WHAT YOU HAVE TO DO
In the records below, how many lines hold the string "pressure"? Give only the number.

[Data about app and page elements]
Start of Block
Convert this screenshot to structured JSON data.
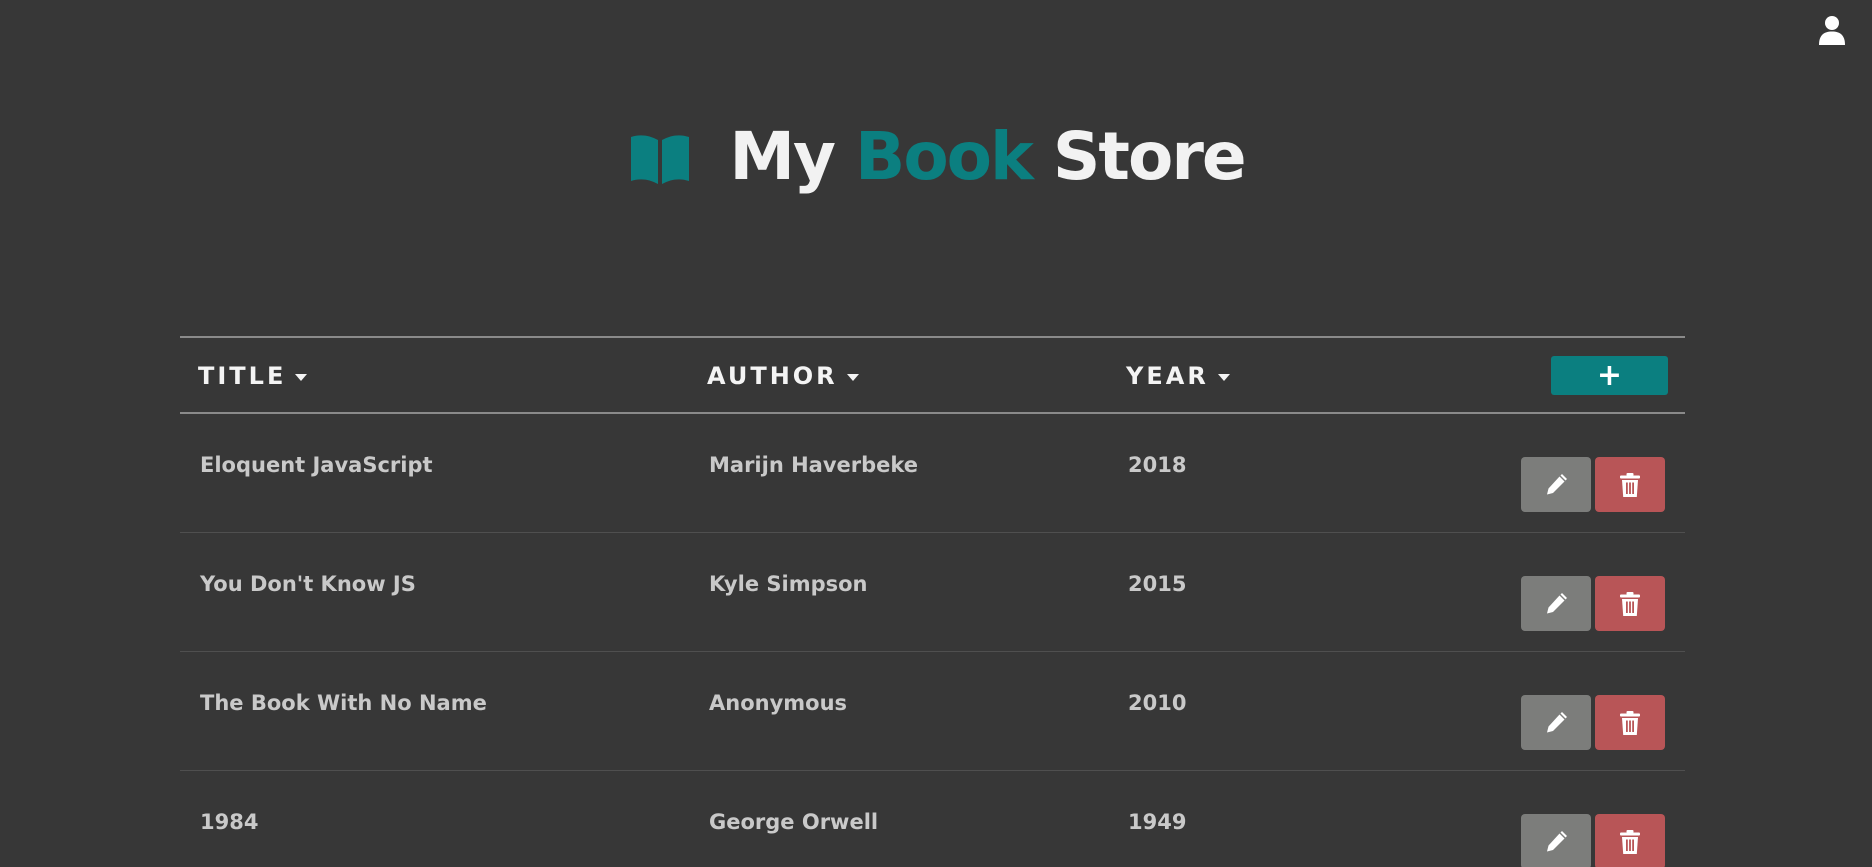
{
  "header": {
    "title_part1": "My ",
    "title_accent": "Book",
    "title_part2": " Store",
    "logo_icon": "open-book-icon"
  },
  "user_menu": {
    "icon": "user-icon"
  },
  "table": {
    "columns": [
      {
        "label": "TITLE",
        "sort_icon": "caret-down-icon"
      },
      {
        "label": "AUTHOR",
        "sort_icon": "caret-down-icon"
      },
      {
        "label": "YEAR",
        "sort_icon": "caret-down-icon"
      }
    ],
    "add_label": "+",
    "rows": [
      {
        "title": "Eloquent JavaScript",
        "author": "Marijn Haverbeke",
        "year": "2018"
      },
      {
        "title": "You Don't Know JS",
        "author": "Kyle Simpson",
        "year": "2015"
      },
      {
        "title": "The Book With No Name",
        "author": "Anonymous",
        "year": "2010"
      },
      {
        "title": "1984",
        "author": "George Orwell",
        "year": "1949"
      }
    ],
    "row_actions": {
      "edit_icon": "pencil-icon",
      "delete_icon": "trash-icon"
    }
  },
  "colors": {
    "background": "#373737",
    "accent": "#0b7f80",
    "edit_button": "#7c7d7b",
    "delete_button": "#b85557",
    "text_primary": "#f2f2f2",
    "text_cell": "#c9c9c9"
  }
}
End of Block
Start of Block
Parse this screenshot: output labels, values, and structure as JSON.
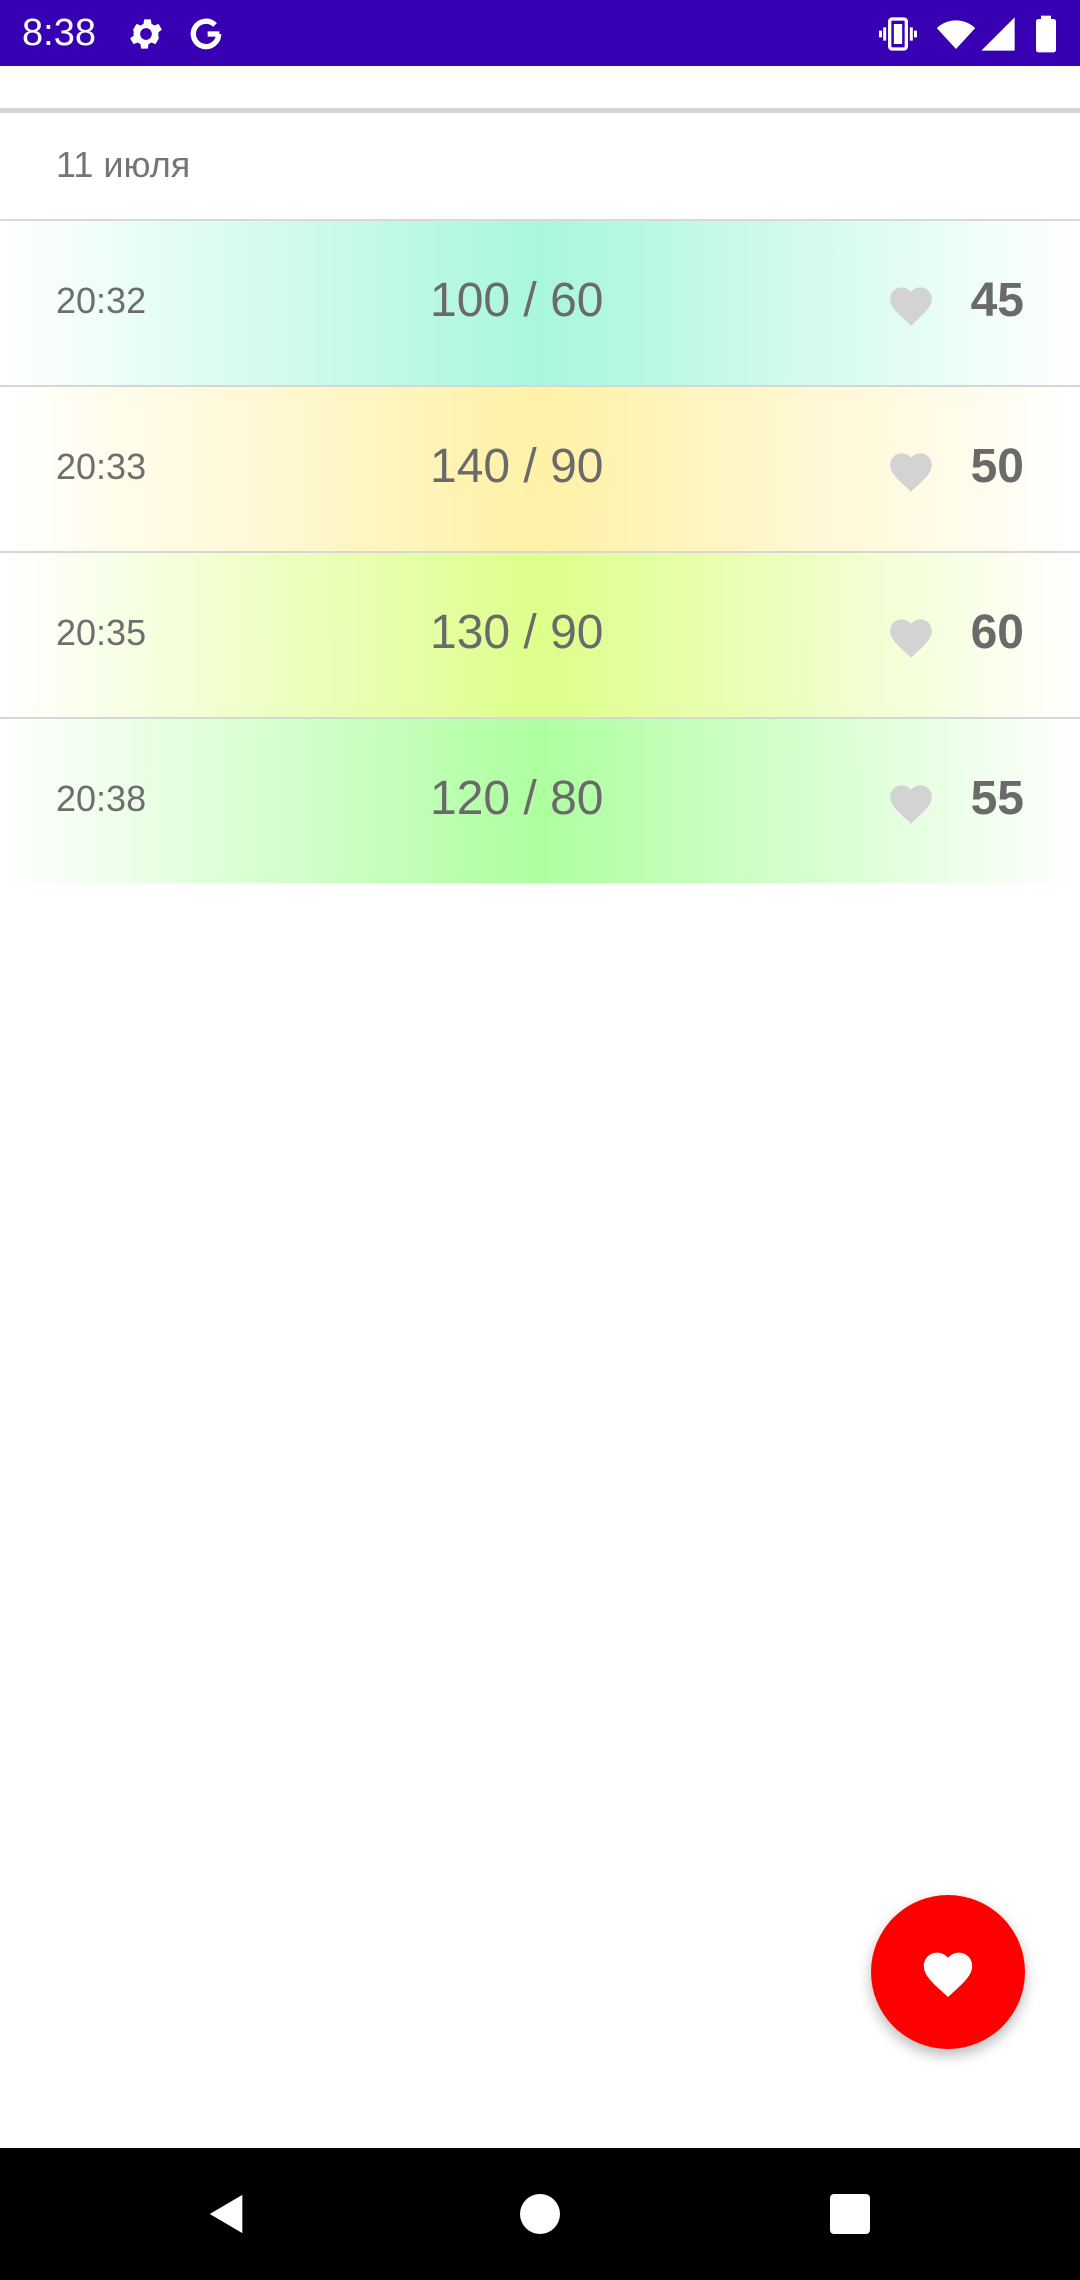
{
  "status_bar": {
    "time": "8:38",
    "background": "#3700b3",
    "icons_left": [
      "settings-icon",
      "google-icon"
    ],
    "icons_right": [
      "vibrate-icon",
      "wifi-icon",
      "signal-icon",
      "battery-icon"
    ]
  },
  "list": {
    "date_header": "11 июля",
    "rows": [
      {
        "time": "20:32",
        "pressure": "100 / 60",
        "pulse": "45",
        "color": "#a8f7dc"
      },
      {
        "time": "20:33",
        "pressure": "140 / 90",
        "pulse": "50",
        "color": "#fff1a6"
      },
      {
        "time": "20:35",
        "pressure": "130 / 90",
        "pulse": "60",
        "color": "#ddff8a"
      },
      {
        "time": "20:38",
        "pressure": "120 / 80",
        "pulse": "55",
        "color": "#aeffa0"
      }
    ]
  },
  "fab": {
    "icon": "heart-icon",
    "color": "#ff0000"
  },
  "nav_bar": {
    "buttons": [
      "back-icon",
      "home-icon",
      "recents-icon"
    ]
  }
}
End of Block
ANSWER
4